Their numbers and ideas multiplied with the return of exiles from Europe and North America when some political ‘opening’ began.
They began to provide legal aid, counseling, and education to torture victims, women’s groups and also the broader opposition. Finally, there were associations of poor urban women who were forced to respond to the removal of state benefits and subsidies and to the lack of basic services. They were the worst sufferers of austerity measures of the governments. They set up communal kitchens, infant feeding centres, and neighbourhood workshops and attracted support from international agencies and the church. It was the question of economic survival that shaped the social agenda of women’s movement and crucially gave it a mass base. In Chile, the military government had thought of women as dedicated to abnegation and service and therefore its ‘natural’ allies.

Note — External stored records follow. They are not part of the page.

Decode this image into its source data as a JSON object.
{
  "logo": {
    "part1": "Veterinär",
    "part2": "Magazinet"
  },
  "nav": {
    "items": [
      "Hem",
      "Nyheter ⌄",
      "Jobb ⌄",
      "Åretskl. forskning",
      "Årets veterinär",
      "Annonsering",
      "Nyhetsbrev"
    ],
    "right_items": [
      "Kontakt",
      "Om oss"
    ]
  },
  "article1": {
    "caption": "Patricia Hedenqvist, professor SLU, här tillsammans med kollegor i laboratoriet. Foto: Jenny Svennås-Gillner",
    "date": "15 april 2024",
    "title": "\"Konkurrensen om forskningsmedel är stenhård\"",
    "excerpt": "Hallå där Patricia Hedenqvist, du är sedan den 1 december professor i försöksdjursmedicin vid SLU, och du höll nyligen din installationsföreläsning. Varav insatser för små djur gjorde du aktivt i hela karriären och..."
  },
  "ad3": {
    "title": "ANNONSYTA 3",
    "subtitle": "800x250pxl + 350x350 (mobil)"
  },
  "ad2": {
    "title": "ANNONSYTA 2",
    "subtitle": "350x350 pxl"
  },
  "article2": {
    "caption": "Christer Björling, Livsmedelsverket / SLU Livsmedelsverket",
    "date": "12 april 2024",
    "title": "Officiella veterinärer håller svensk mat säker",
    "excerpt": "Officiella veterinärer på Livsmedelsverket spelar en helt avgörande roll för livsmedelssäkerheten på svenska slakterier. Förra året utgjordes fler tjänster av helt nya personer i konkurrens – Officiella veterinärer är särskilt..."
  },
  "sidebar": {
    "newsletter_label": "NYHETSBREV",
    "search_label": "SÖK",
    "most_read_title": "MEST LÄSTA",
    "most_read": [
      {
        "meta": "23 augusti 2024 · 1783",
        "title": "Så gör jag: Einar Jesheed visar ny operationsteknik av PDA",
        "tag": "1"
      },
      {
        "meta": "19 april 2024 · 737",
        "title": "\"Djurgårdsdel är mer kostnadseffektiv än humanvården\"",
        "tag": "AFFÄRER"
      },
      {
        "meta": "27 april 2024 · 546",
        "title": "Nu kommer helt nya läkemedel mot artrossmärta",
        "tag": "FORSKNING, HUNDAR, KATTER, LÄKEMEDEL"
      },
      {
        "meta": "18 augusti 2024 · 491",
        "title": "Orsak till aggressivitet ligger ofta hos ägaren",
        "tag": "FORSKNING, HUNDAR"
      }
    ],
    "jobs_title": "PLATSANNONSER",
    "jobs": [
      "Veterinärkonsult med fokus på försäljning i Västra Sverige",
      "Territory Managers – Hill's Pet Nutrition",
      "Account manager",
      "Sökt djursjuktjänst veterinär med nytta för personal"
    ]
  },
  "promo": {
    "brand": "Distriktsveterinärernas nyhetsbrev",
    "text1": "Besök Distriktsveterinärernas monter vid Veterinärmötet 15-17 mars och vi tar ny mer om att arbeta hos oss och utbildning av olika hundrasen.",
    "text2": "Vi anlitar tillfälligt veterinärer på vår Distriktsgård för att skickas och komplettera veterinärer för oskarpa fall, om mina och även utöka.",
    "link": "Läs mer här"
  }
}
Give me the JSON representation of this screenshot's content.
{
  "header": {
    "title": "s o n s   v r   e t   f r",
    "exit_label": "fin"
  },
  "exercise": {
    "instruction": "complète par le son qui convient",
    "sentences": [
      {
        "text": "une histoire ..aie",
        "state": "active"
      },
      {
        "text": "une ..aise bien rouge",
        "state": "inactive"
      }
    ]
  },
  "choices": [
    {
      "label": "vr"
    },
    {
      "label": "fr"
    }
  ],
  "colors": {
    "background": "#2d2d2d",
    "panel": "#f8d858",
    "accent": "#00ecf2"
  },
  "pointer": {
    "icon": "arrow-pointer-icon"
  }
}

Its grand women’s organisations had set out to build discipline and civil allegiance. But increasing destitution and repression encouraged a different kind of participation. The church fostered community struggles, the left organised neighbourhood associations, and the existing network of mothers’ centres were turned to the opposition’s own purposes. The result was an explosion of female organisation with more than thousand Popular Economic Organisations in Greater Santiago by 1985. The women’s groups were distinguished by their capacity to act in unity and to mobilise independently of the political parties.
It was witnessed in the massive demonstration of Women for Life in December 1983. Such a mobilisation gave women a high profile during the democratic transition. At the moment of the plebiscite, a Women’s Command coordinated the attempts of party activists to reach Women voters; and for the first time, the campaign projected women’s issues into the struggles of society. Despite the traditionally conservative pattern of female voting in Chile, 52 per cent of women voted against the prolongation of the Pinochet regime.
In Brazil too, the church had urged women to join community struggles, left wing parties had placed female militants on the urban periphery to mobilise, and the military itself allowed women the leeway to organise because it did not view them as ‘political’ and therefore ‘subversive’. As the regime liberalised, the women’s mobilisation grew. In Argentina, on the other hand, the church had given tacit support to the military, the left was decimated in the ‘dirty wars’ and women’s militancy was reduced to and concentrated in the human rights organisations which explain both their high profile and their isolation. But even in Argentina, housewive’s movements spread across the urban periphery during the latter months of 1982 and at the time of transition, each of the political parties rushed to constitute its own women’s front in order to win women’s vote. Raul Alfonsin’s Radical Civil Union took the Madres’ slogan ‘We are Life’, as the leitmotif of its own campaign, and its success was partly owing to the women’s overwhelming support.
Women’s mobilisation may serve as a litmus test for the fate of social movements following democratic transitions. In Argentina, the human rights groups were disappointed by the failure to pursue the perpetrators of ‘dirty wars’; and the creation of a National Women’s Agency in the Ministry of Social Security was widely seen as a palliative measure. More positively, the Argentina version of protested marital was modified, divorce was legalized, child-care facilities were extended, contraception was made available, and domestic violence against women became a widely debated public issue. But political party leaders in power or in opposition did not fulfill the campaign promises, and women’s political careers were largely confined to government programs like the National Food Programme and the National Literacy Campaign.
Overall, women failed to achieve a higher profile in political society in the transition or include the wider gender agenda in the post-transition democratic regimes. In Brazil, a National Council on Women’s Rights was established following the transition of 1985, but very few women were elected to parliaments at federal or state levels; women’s demands found only a faint reflection in the 1988 Constitution, and overall women’s mobilisation decline. In a typical trajectory for social movements when faced with electoral political and political party completion for power women were removed from decision-making arenas during the presidency of Jose Sarney where male-dominate party and interest group politics took over; and as women’s groups also changed tactics to pressure group politics, they increasingly courted cooptation and division. The popular mass-based women’s movement in Chile also ran increased risks of cooptation in the run-up to the 1989 elections. But, here the risk of cooptation came from the well-entrenched political parties rather than the state apparatus. The male-dominated parties set up women’s sections that were mere appendices of the power structure, and so the principles adhesion to sexual equality was never put into practice. Very few women were elected in the first elections of the transition and thus had no significant place in either legislature or executive.
It is therefore not surprising that in Uruguay, where the movement had nothing like the impetus achieved in Chile and Brazil, not one woman was elected to the national legislature in 1985. In sum, it must be concluded that, despite some important policy changes, the political representation of women has not improved substantially with the advent of democracy. Nowhere did women’s mobilisation has secured greater power or institutionalized participation of an enduring kind in the consolidated democracies as in Latin America. But such are precisely the gains and limitations of social movements and the civil society.